====== GIVEN DATA ======

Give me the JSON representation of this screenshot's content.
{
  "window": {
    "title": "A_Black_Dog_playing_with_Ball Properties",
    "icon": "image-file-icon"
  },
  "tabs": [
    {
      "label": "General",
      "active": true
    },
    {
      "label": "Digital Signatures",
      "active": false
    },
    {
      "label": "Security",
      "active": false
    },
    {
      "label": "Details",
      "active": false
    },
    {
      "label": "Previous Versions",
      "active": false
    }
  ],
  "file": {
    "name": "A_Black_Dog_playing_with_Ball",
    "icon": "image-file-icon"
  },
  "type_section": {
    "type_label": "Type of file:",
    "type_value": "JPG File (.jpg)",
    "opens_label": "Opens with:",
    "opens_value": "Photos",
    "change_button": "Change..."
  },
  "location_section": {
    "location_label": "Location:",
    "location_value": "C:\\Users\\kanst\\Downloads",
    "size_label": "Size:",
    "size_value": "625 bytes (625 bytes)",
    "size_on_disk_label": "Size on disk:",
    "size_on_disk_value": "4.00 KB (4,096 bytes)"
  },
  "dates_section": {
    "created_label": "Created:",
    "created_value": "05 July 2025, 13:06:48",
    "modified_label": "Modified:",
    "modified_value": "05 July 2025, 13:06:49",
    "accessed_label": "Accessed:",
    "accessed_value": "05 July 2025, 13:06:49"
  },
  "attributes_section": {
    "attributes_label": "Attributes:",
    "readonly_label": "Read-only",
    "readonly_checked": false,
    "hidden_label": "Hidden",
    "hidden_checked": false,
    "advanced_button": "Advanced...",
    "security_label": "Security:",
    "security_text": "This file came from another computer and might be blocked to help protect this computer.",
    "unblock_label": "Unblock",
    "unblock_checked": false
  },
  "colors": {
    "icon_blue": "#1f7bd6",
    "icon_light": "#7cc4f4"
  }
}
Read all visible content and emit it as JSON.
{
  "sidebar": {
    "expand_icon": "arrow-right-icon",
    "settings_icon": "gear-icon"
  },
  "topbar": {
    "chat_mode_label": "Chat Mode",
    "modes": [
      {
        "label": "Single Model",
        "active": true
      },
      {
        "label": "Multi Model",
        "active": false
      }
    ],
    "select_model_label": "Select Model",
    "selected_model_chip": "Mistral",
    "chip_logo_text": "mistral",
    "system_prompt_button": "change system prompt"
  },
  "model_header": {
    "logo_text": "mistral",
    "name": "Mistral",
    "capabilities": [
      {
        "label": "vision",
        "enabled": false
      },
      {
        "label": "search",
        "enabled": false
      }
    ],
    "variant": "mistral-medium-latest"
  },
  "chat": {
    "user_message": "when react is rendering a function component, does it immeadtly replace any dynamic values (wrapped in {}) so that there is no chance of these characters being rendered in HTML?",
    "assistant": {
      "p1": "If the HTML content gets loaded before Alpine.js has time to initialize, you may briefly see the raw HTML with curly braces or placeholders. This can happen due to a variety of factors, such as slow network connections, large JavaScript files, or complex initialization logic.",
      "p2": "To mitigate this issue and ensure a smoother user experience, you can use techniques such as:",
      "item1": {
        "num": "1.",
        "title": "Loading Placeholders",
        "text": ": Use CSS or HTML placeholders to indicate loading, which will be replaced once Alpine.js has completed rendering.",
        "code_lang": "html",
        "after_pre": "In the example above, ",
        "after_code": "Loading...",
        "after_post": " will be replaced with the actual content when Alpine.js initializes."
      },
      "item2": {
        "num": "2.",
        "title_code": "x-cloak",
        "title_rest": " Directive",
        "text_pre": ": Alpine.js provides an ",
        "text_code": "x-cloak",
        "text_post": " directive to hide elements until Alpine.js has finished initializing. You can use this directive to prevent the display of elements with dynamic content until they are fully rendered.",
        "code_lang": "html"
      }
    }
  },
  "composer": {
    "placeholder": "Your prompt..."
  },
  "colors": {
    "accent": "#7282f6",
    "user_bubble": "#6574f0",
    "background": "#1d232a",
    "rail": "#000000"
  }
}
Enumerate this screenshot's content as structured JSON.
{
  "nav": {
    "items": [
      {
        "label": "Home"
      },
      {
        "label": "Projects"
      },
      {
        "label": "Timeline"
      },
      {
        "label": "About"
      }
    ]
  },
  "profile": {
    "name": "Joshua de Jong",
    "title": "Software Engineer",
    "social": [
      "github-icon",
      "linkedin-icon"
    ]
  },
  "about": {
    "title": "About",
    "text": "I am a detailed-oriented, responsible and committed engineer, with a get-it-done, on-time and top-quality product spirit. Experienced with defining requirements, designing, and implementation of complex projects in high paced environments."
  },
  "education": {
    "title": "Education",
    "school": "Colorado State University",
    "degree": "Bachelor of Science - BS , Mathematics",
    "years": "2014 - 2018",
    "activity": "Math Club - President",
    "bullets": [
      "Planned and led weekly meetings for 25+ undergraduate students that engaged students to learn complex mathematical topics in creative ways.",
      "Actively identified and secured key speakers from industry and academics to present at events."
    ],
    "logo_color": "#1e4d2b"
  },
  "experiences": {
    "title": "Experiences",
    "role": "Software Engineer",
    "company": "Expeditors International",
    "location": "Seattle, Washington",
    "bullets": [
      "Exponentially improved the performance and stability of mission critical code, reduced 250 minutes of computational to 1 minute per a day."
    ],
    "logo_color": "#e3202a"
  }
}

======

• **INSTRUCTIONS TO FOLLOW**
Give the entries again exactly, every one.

• **ANSWER TO THE EXERCISE**
Give me the JSON representation of this screenshot's content.
{
  "window": {
    "title": "A_Black_Dog_playing_with_Ball Properties",
    "icon": "image-file-icon"
  },
  "tabs": [
    {
      "label": "General",
      "active": true
    },
    {
      "label": "Digital Signatures",
      "active": false
    },
    {
      "label": "Security",
      "active": false
    },
    {
      "label": "Details",
      "active": false
    },
    {
      "label": "Previous Versions",
      "active": false
    }
  ],
  "file": {
    "name": "A_Black_Dog_playing_with_Ball",
    "icon": "image-file-icon"
  },
  "type_section": {
    "type_label": "Type of file:",
    "type_value": "JPG File (.jpg)",
    "opens_label": "Opens with:",
    "opens_value": "Photos",
    "change_button": "Change..."
  },
  "location_section": {
    "location_label": "Location:",
    "location_value": "C:\\Users\\kanst\\Downloads",
    "size_label": "Size:",
    "size_value": "625 bytes (625 bytes)",
    "size_on_disk_label": "Size on disk:",
    "size_on_disk_value": "4.00 KB (4,096 bytes)"
  },
  "dates_section": {
    "created_label": "Created:",
    "created_value": "05 July 2025, 13:06:48",
    "modified_label": "Modified:",
    "modified_value": "05 July 2025, 13:06:49",
    "accessed_label": "Accessed:",
    "accessed_value": "05 July 2025, 13:06:49"
  },
  "attributes_section": {
    "attributes_label": "Attributes:",
    "readonly_label": "Read-only",
    "readonly_checked": false,
    "hidden_label": "Hidden",
    "hidden_checked": false,
    "advanced_button": "Advanced...",
    "security_label": "Security:",
    "security_text": "This file came from another computer and might be blocked to help protect this computer.",
    "unblock_label": "Unblock",
    "unblock_checked": false
  },
  "colors": {
    "icon_blue": "#1f7bd6",
    "icon_light": "#7cc4f4"
  }
}
Read all visible content and emit it as JSON.
{
  "sidebar": {
    "expand_icon": "arrow-right-icon",
    "settings_icon": "gear-icon"
  },
  "topbar": {
    "chat_mode_label": "Chat Mode",
    "modes": [
      {
        "label": "Single Model",
        "active": true
      },
      {
        "label": "Multi Model",
        "active": false
      }
    ],
    "select_model_label": "Select Model",
    "selected_model_chip": "Mistral",
    "chip_logo_text": "mistral",
    "system_prompt_button": "change system prompt"
  },
  "model_header": {
    "logo_text": "mistral",
    "name": "Mistral",
    "capabilities": [
      {
        "label": "vision",
        "enabled": false
      },
      {
        "label": "search",
        "enabled": false
      }
    ],
    "variant": "mistral-medium-latest"
  },
  "chat": {
    "user_message": "when react is rendering a function component, does it immeadtly replace any dynamic values (wrapped in {}) so that there is no chance of these characters being rendered in HTML?",
    "assistant": {
      "p1": "If the HTML content gets loaded before Alpine.js has time to initialize, you may briefly see the raw HTML with curly braces or placeholders. This can happen due to a variety of factors, such as slow network connections, large JavaScript files, or complex initialization logic.",
      "p2": "To mitigate this issue and ensure a smoother user experience, you can use techniques such as:",
      "item1": {
        "num": "1.",
        "title": "Loading Placeholders",
        "text": ": Use CSS or HTML placeholders to indicate loading, which will be replaced once Alpine.js has completed rendering.",
        "code_lang": "html",
        "after_pre": "In the example above, ",
        "after_code": "Loading...",
        "after_post": " will be replaced with the actual content when Alpine.js initializes."
      },
      "item2": {
        "num": "2.",
        "title_code": "x-cloak",
        "title_rest": " Directive",
        "text_pre": ": Alpine.js provides an ",
        "text_code": "x-cloak",
        "text_post": " directive to hide elements until Alpine.js has finished initializing. You can use this directive to prevent the display of elements with dynamic content until they are fully rendered.",
        "code_lang": "html"
      }
    }
  },
  "composer": {
    "placeholder": "Your prompt..."
  },
  "colors": {
    "accent": "#7282f6",
    "user_bubble": "#6574f0",
    "background": "#1d232a",
    "rail": "#000000"
  }
}
Enumerate this screenshot's content as structured JSON.
{
  "nav": {
    "items": [
      {
        "label": "Home"
      },
      {
        "label": "Projects"
      },
      {
        "label": "Timeline"
      },
      {
        "label": "About"
      }
    ]
  },
  "profile": {
    "name": "Joshua de Jong",
    "title": "Software Engineer",
    "social": [
      "github-icon",
      "linkedin-icon"
    ]
  },
  "about": {
    "title": "About",
    "text": "I am a detailed-oriented, responsible and committed engineer, with a get-it-done, on-time and top-quality product spirit. Experienced with defining requirements, designing, and implementation of complex projects in high paced environments."
  },
  "education": {
    "title": "Education",
    "school": "Colorado State University",
    "degree": "Bachelor of Science - BS , Mathematics",
    "years": "2014 - 2018",
    "activity": "Math Club - President",
    "bullets": [
      "Planned and led weekly meetings for 25+ undergraduate students that engaged students to learn complex mathematical topics in creative ways.",
      "Actively identified and secured key speakers from industry and academics to present at events."
    ],
    "logo_color": "#1e4d2b"
  },
  "experiences": {
    "title": "Experiences",
    "role": "Software Engineer",
    "company": "Expeditors International",
    "location": "Seattle, Washington",
    "bullets": [
      "Exponentially improved the performance and stability of mission critical code, reduced 250 minutes of computational to 1 minute per a day."
    ],
    "logo_color": "#e3202a"
  }
}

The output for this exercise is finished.